Digital Version of July/August 2015
June/July 2015 Digital Edition
Digital Version of May/June 2015
Bio-terror vaccine stockpile procurement questioned
Rep. Sue Myrick (R-NC)
A House intelligence committee member and former Bush White House bio-terror official are questioning whether smallpox and anthrax vaccine stockpile efforts are being slowed by the Obama administration because of the costs.
A May 10 letter from House Intelligence Committee member Rep. Sue Myrick (R-NC) to Nicole Lurie, assistant secretary for preparedness and response (ASPR) at the US Department of Health and Human Services (HHS) asked about the viability of the CDC’s Strategic National Stockpile (SNS). She asked HHS to review current and long-term needs of the stockpile and to “consider ways to ensure that HHS reacts with speed, agility and focus.”
In particular, Myrick asked about planning for long-term maintenance of the stockpile and HHS’ procurement practices for the medicine, noting there have been significant advances in smallpox vaccine technology that the agency might not be taking advantage of.
For instance, she quoted a Forbes magazine article that said the continued availability of attenuated smallpox vaccines for the immune-compromised is at risk because of “HHS’ refusal to commit to a long-term procurement…”
She also questioned HHS’ search for more sources for anthrax antitoxin products even though contractors had already been set under existing Project Bioshield procurement contracts. That additional sourcing, she said, could slow HHS acquisition and stockpiling of the vaccine.
One former Bush Administration bioterror official said efforts to stockpile the vaccines against potential bio-terror attacks has “kind of petered out” under the Obama administration.
Bob Kadlec, former biodefense advisor to the George W. Bush administration and former staff director for the Senate Subcommittee on Bioterrorism and Public Health Preparedness, wondered in an interview with Government Security News if recent news reports of the Obama administration’s refusal to position truckload caches of SNS emergency medical and biodefense supplies in Chicago ahead of the North Atlantic Treaty Organization (NATO) summit there was another indication of a slowing of vaccine stockpiling efforts. Kadlec, now a consultant at RPK Consulting LLC, said he is concerned that the current administration is backing off commitments to biodefense quietly.

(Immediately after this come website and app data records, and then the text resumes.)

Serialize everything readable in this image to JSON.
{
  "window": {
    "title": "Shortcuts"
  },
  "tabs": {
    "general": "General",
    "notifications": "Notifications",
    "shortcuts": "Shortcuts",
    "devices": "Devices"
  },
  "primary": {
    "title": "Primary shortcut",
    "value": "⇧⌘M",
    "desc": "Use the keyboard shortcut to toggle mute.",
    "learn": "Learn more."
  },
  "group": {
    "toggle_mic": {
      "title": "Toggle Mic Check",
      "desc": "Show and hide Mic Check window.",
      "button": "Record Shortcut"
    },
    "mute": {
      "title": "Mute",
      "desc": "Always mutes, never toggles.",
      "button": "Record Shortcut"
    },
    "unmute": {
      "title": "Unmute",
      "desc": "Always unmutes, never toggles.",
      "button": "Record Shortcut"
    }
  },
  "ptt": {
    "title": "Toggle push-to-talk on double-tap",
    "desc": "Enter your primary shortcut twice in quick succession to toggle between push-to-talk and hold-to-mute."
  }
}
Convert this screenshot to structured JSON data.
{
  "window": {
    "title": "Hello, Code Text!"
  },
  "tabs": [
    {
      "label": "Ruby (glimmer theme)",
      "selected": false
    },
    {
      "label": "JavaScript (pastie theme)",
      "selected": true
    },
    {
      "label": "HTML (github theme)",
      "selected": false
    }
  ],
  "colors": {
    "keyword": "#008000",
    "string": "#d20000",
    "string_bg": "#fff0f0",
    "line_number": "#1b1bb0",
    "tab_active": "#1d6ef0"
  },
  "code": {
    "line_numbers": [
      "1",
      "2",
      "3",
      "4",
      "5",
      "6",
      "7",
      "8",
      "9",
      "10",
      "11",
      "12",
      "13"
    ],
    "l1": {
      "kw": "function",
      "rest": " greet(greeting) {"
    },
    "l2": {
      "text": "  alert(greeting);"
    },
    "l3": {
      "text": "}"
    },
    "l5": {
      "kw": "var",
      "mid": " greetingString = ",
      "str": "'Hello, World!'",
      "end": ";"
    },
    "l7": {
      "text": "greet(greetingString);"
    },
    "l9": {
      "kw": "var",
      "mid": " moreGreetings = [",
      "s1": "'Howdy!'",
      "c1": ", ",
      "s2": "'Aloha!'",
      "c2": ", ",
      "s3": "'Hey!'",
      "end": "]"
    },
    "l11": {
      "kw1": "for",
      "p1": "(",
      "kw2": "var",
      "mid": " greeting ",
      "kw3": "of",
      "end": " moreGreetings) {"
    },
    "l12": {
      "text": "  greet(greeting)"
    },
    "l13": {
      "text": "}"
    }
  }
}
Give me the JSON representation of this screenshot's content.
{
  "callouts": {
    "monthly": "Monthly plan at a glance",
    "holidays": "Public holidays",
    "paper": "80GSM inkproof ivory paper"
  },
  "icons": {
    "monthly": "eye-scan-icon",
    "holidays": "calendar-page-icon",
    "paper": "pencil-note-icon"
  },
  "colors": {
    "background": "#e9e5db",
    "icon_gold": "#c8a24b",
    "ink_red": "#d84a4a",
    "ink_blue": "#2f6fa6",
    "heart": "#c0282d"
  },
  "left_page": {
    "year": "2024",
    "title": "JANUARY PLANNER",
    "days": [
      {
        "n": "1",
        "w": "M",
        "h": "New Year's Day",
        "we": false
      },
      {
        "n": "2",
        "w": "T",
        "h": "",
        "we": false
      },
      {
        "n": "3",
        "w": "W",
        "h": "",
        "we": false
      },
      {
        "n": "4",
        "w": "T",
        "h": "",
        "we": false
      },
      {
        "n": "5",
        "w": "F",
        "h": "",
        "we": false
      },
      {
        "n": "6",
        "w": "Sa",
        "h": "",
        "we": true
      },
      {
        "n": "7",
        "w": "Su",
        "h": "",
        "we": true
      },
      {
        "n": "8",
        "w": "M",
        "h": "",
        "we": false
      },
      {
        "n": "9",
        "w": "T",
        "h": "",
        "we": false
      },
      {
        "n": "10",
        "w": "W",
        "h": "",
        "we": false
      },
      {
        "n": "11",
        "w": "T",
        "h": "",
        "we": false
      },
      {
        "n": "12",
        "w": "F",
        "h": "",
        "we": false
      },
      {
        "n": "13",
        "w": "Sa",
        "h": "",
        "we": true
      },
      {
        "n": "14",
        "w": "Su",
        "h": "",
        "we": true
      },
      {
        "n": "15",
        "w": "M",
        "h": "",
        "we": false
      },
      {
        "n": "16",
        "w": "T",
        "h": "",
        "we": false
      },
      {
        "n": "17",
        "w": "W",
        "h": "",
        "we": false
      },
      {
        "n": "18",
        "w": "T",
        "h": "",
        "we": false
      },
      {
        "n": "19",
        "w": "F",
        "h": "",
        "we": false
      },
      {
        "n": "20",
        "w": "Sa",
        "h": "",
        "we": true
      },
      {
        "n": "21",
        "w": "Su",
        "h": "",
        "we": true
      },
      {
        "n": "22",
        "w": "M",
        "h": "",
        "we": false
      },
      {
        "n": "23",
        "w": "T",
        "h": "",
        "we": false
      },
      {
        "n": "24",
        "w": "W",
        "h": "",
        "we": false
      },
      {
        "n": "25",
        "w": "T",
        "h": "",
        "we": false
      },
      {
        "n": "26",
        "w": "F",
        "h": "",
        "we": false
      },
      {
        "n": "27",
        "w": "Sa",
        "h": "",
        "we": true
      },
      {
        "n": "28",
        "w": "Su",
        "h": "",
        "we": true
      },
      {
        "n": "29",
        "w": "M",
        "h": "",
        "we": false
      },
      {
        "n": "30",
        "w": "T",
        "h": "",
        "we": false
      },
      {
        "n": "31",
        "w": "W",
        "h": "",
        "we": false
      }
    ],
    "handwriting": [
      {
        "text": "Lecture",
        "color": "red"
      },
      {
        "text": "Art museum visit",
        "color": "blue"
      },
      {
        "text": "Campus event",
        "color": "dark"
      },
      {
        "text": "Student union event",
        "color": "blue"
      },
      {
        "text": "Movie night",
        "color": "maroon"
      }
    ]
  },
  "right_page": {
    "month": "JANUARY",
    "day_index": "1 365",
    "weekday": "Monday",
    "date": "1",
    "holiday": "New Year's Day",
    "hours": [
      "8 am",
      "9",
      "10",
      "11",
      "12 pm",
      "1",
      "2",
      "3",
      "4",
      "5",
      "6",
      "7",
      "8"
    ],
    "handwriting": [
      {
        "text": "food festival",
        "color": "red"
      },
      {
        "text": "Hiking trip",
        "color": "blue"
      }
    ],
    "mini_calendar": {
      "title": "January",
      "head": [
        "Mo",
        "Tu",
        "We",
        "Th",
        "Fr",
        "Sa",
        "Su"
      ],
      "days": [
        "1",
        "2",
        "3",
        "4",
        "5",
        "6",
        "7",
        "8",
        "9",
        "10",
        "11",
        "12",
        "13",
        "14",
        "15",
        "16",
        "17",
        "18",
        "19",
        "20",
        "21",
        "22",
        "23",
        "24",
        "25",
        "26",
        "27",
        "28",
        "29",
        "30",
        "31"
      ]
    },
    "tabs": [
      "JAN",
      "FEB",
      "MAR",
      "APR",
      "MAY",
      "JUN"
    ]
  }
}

“For some in the administration, it’s not a concern,” he said of biodefense. The slowing in contracting efforts -- like those noted by Myrick -- could signal a significant shift in biodefense policy by the Obama administration because of cost concerns, he said. If that’s the case, he added, it shouldn’t be kept quiet, but addressed directly.
“Either we have to take this stuff seriously, or not. Some people believe that bioterror isn’t a threat,” he said. The threat, he said, still exists. The Department of Homeland Security still considers anthrax and smallpox significant biological threats, he said and Al Qaeda in the Arabian Peninsula has stated a desire to acquire bio-weapons. South Korea, he added, is very concerned with a biological attack capability from North Korea.